→ DATA SHOWN:
⁂
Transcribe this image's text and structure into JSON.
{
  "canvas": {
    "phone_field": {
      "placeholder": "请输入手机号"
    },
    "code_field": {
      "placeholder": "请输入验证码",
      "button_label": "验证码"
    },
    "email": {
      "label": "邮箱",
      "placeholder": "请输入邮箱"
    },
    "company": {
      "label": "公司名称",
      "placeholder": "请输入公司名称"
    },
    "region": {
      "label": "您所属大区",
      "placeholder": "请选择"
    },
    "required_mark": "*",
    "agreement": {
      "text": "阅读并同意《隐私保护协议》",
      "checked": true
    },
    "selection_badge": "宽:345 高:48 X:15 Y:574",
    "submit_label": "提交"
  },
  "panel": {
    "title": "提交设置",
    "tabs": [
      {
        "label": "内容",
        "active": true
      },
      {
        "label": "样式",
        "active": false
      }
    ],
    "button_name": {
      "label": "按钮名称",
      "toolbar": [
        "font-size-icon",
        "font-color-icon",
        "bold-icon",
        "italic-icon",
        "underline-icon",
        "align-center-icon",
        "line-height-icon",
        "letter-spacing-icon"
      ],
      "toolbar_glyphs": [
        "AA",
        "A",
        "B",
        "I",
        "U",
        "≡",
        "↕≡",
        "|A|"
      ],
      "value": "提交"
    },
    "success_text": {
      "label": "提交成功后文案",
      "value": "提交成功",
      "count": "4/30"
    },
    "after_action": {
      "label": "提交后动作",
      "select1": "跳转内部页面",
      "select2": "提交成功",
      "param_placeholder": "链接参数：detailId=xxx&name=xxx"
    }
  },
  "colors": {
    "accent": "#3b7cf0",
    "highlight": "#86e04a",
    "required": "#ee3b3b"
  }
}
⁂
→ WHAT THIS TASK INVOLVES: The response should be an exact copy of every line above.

→ ANSWER FOR THIS EXERCISE:
Transcribe this image's text and structure into JSON.
{
  "canvas": {
    "phone_field": {
      "placeholder": "请输入手机号"
    },
    "code_field": {
      "placeholder": "请输入验证码",
      "button_label": "验证码"
    },
    "email": {
      "label": "邮箱",
      "placeholder": "请输入邮箱"
    },
    "company": {
      "label": "公司名称",
      "placeholder": "请输入公司名称"
    },
    "region": {
      "label": "您所属大区",
      "placeholder": "请选择"
    },
    "required_mark": "*",
    "agreement": {
      "text": "阅读并同意《隐私保护协议》",
      "checked": true
    },
    "selection_badge": "宽:345 高:48 X:15 Y:574",
    "submit_label": "提交"
  },
  "panel": {
    "title": "提交设置",
    "tabs": [
      {
        "label": "内容",
        "active": true
      },
      {
        "label": "样式",
        "active": false
      }
    ],
    "button_name": {
      "label": "按钮名称",
      "toolbar": [
        "font-size-icon",
        "font-color-icon",
        "bold-icon",
        "italic-icon",
        "underline-icon",
        "align-center-icon",
        "line-height-icon",
        "letter-spacing-icon"
      ],
      "toolbar_glyphs": [
        "AA",
        "A",
        "B",
        "I",
        "U",
        "≡",
        "↕≡",
        "|A|"
      ],
      "value": "提交"
    },
    "success_text": {
      "label": "提交成功后文案",
      "value": "提交成功",
      "count": "4/30"
    },
    "after_action": {
      "label": "提交后动作",
      "select1": "跳转内部页面",
      "select2": "提交成功",
      "param_placeholder": "链接参数：detailId=xxx&name=xxx"
    }
  },
  "colors": {
    "accent": "#3b7cf0",
    "highlight": "#86e04a",
    "required": "#ee3b3b"
  }
}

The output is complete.